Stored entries
=== Section Start ===

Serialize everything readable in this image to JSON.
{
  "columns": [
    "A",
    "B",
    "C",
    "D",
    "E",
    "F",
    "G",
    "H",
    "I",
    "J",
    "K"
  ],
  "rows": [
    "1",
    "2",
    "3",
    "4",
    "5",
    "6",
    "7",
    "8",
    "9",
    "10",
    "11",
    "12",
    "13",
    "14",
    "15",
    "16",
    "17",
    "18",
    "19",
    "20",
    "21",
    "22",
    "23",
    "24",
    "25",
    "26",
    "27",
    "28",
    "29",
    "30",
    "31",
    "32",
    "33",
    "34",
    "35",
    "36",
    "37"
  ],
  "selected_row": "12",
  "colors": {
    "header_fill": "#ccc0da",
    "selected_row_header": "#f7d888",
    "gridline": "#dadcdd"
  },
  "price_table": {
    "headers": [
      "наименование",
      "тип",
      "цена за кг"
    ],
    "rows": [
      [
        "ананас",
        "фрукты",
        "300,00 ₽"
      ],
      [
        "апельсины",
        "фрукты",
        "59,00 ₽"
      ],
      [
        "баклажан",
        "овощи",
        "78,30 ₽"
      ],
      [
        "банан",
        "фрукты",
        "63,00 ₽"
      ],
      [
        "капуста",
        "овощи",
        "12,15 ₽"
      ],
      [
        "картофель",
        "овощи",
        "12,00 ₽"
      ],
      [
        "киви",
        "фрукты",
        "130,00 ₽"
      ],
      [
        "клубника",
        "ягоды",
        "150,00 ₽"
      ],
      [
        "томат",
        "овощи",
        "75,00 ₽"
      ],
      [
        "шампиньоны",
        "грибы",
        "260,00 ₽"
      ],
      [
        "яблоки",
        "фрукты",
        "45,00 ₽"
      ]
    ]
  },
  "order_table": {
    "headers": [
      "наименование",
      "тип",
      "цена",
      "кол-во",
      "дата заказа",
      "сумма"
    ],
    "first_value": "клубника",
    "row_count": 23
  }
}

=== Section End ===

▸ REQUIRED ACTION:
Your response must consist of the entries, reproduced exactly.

▸ WRITTEN RESPONSE:
Serialize everything readable in this image to JSON.
{
  "columns": [
    "A",
    "B",
    "C",
    "D",
    "E",
    "F",
    "G",
    "H",
    "I",
    "J",
    "K"
  ],
  "rows": [
    "1",
    "2",
    "3",
    "4",
    "5",
    "6",
    "7",
    "8",
    "9",
    "10",
    "11",
    "12",
    "13",
    "14",
    "15",
    "16",
    "17",
    "18",
    "19",
    "20",
    "21",
    "22",
    "23",
    "24",
    "25",
    "26",
    "27",
    "28",
    "29",
    "30",
    "31",
    "32",
    "33",
    "34",
    "35",
    "36",
    "37"
  ],
  "selected_row": "12",
  "colors": {
    "header_fill": "#ccc0da",
    "selected_row_header": "#f7d888",
    "gridline": "#dadcdd"
  },
  "price_table": {
    "headers": [
      "наименование",
      "тип",
      "цена за кг"
    ],
    "rows": [
      [
        "ананас",
        "фрукты",
        "300,00 ₽"
      ],
      [
        "апельсины",
        "фрукты",
        "59,00 ₽"
      ],
      [
        "баклажан",
        "овощи",
        "78,30 ₽"
      ],
      [
        "банан",
        "фрукты",
        "63,00 ₽"
      ],
      [
        "капуста",
        "овощи",
        "12,15 ₽"
      ],
      [
        "картофель",
        "овощи",
        "12,00 ₽"
      ],
      [
        "киви",
        "фрукты",
        "130,00 ₽"
      ],
      [
        "клубника",
        "ягоды",
        "150,00 ₽"
      ],
      [
        "томат",
        "овощи",
        "75,00 ₽"
      ],
      [
        "шампиньоны",
        "грибы",
        "260,00 ₽"
      ],
      [
        "яблоки",
        "фрукты",
        "45,00 ₽"
      ]
    ]
  },
  "order_table": {
    "headers": [
      "наименование",
      "тип",
      "цена",
      "кол-во",
      "дата заказа",
      "сумма"
    ],
    "first_value": "клубника",
    "row_count": 23
  }
}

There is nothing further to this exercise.